▶ **Task prompt**:
From the entries below, extract every line that includes the word "count".

--- Records shown Enclosed Below ---

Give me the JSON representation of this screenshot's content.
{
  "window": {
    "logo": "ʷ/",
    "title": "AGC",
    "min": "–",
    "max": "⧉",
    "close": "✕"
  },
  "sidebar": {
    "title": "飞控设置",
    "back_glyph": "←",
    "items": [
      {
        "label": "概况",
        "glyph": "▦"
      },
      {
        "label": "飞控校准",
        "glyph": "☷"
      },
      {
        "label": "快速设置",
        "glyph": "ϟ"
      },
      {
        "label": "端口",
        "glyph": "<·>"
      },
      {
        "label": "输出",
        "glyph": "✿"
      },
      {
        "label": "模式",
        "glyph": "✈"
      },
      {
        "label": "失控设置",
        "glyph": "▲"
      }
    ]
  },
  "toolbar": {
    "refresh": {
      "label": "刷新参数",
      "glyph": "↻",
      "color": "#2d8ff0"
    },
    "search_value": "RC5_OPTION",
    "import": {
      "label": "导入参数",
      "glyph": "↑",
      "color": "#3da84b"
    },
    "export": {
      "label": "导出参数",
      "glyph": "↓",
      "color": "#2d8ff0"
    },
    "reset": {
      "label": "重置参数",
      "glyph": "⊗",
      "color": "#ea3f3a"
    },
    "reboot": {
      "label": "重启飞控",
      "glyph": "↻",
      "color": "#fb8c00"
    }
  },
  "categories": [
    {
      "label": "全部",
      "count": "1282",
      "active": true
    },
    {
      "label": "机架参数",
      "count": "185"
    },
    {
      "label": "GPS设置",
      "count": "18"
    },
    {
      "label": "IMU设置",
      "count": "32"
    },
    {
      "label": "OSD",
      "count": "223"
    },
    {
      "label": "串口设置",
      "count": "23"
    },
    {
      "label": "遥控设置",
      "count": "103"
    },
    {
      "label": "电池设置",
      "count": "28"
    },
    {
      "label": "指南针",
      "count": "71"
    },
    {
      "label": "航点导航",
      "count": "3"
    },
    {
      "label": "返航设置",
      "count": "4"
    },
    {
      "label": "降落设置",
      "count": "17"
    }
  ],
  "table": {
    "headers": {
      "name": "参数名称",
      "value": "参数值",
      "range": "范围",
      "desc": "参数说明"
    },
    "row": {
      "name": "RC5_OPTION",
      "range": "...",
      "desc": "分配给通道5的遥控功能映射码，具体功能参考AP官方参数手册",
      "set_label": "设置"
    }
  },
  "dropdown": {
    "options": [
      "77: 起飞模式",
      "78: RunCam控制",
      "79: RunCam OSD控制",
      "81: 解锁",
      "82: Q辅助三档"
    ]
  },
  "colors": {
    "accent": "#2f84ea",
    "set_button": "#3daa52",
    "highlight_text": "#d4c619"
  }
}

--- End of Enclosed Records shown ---

▶ **Final answer**:
      "count": "1282",
      "count": "185"
      "count": "18"
      "count": "32"
      "count": "223"
      "count": "23"
      "count": "103"
      "count": "28"
      "count": "71"
      "count": "3"
      "count": "4"
      "count": "17"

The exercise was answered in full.